Here, Defendants argue that, because the deleted files were purportedly recoverable, “Malibu was not prejudiced” and “[t]here was no damage done by the purported spoliation.” [Dkt. 137 at 10.] As Barnhill indicates, however, the absence of such prejudice is not dispositive. By attempting to hide or destroy evidence, Defendant Charles attempted to work a fraud on this Court, obstruct Plaintiff’s pursuit of its case, and subvert the judicial process. Defendant Charles’ wrongdoing thus strikes at the “integrity and credibility of the civil justice system,” 11 F.3d at 1368, and so even if Charles’ conduct had not harmed Plaintiff, the Court would not allow his attempted fraud to go unpunished.
Finally, the court concluded that its determination was “consistent with the general principles underlying litigation in the federal courts,” i.e., that discovery is intended to allow parties to obtain full knowledge of the issues and facts before trial and that Defendant Husband’s “conduct [was] simply not consistent with these principles.”
The court’s opinion also extensively addressed Defendants’ alleged perjury in the course of the litigation, and in particular discovery, including Defendant Wife’s failure to disclose the existence of a particular, relevant computer until late in the discovery process and Defendant Husband’s false testimony at deposition. The court concluded that Defendants’ failures to tell the truth, either purposefully or as the result of an insufficient investigation to respond to discovery, were further grounds for sanctions.
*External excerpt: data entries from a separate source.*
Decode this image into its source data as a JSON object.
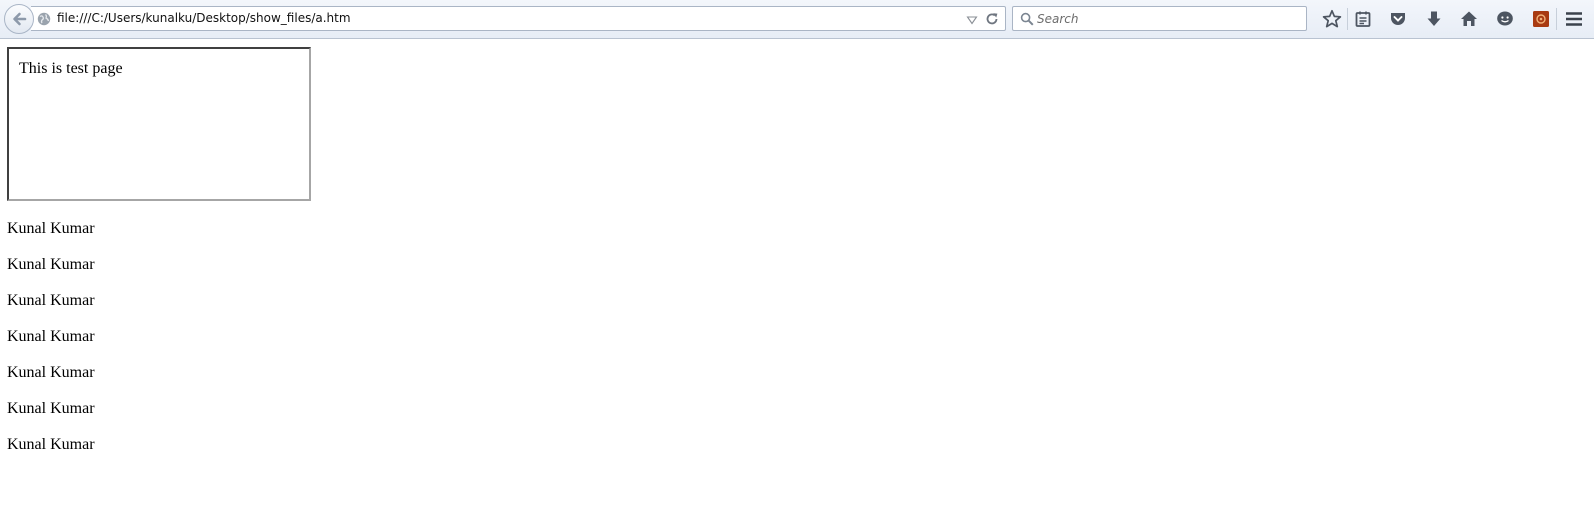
{
  "browser": {
    "url": "file:///C:/Users/kunalku/Desktop/show_files/a.htm",
    "search_placeholder": "Search",
    "toolbar_icons": [
      "star-icon",
      "reading-list-icon",
      "pocket-icon",
      "download-icon",
      "home-icon",
      "chat-icon",
      "addon-icon",
      "menu-icon"
    ],
    "addon_color": "#a83a12"
  },
  "page": {
    "frame_text": "This is test page",
    "names": [
      "Kunal Kumar",
      "Kunal Kumar",
      "Kunal Kumar",
      "Kunal Kumar",
      "Kunal Kumar",
      "Kunal Kumar",
      "Kunal Kumar"
    ]
  }
}
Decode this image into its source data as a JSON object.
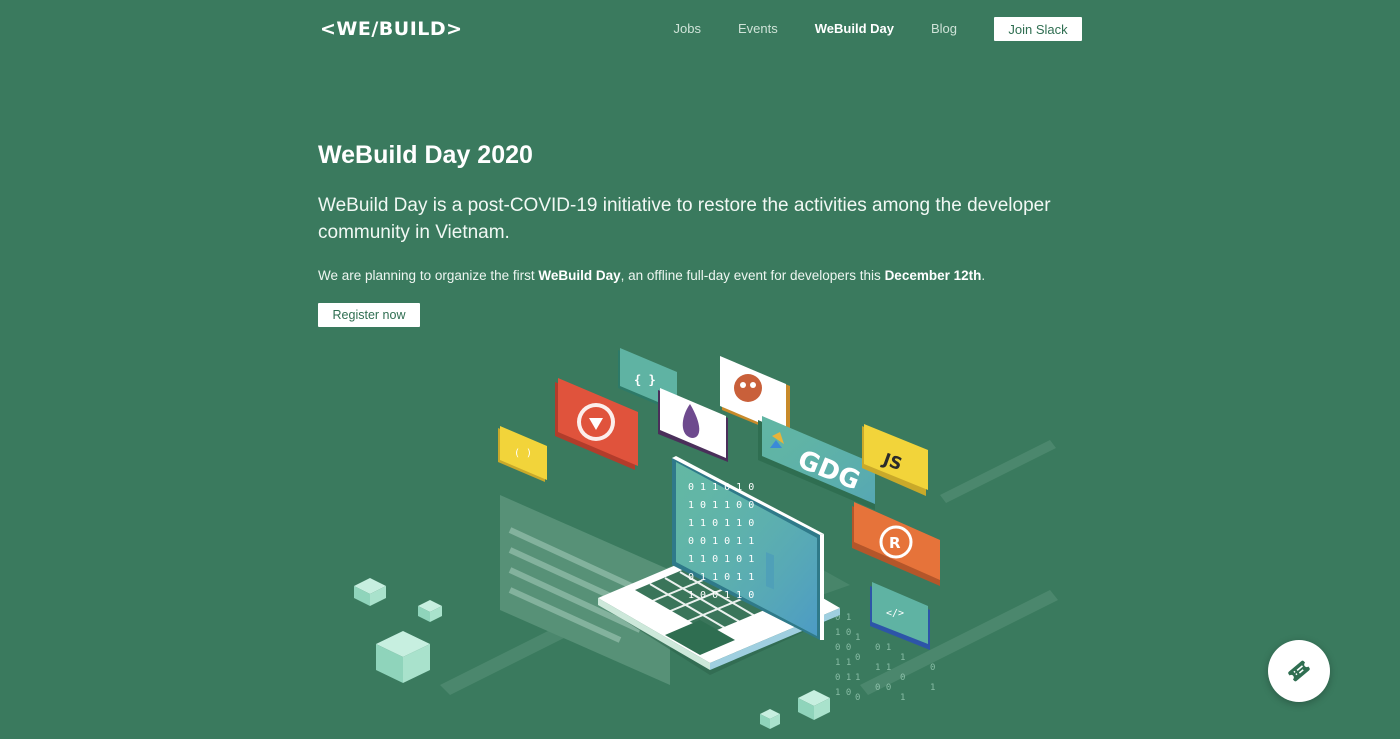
{
  "brand": {
    "logo_text": "<WE/BUILD>"
  },
  "nav": {
    "items": [
      {
        "label": "Jobs",
        "active": false
      },
      {
        "label": "Events",
        "active": false
      },
      {
        "label": "WeBuild Day",
        "active": true
      },
      {
        "label": "Blog",
        "active": false
      }
    ],
    "join_label": "Join Slack"
  },
  "hero": {
    "title": "WeBuild Day 2020",
    "lead": "WeBuild Day is a post-COVID-19 initiative to restore the activities among the developer community in Vietnam.",
    "subtext": {
      "part1": "We are planning to organize the first ",
      "bold1": "WeBuild Day",
      "part2": ", an offline full-day event for developers this ",
      "bold2": "December 12th",
      "part3": "."
    },
    "register_label": "Register now"
  },
  "illustration": {
    "tiles": {
      "braces": "{ }",
      "parens": "( )",
      "gdg": "GDG",
      "js": "JS",
      "code": "</>"
    },
    "binary_rows": [
      "0 1 1 0 1 0",
      "1 0 1 1 0 0",
      "1 1 0 1 1 0",
      "0 0 1 0 1 1",
      "1 1 0 1 0 1",
      "0 1 1 0 1 1",
      "1 0 0 1 1 0"
    ]
  },
  "colors": {
    "background": "#3a7a5e",
    "button_text": "#2f6e51",
    "red_tile": "#e0533c",
    "yellow_tile": "#f2d43a",
    "orange_tile": "#e6733a",
    "teal_tile": "#5fb3a3",
    "blue_tile": "#4f9fc4"
  },
  "fab": {
    "icon": "ticket-icon"
  }
}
Ultimately, the court recommended that default judgment be entered against Defendants.
A full copy of the court’s opinion and order is available here.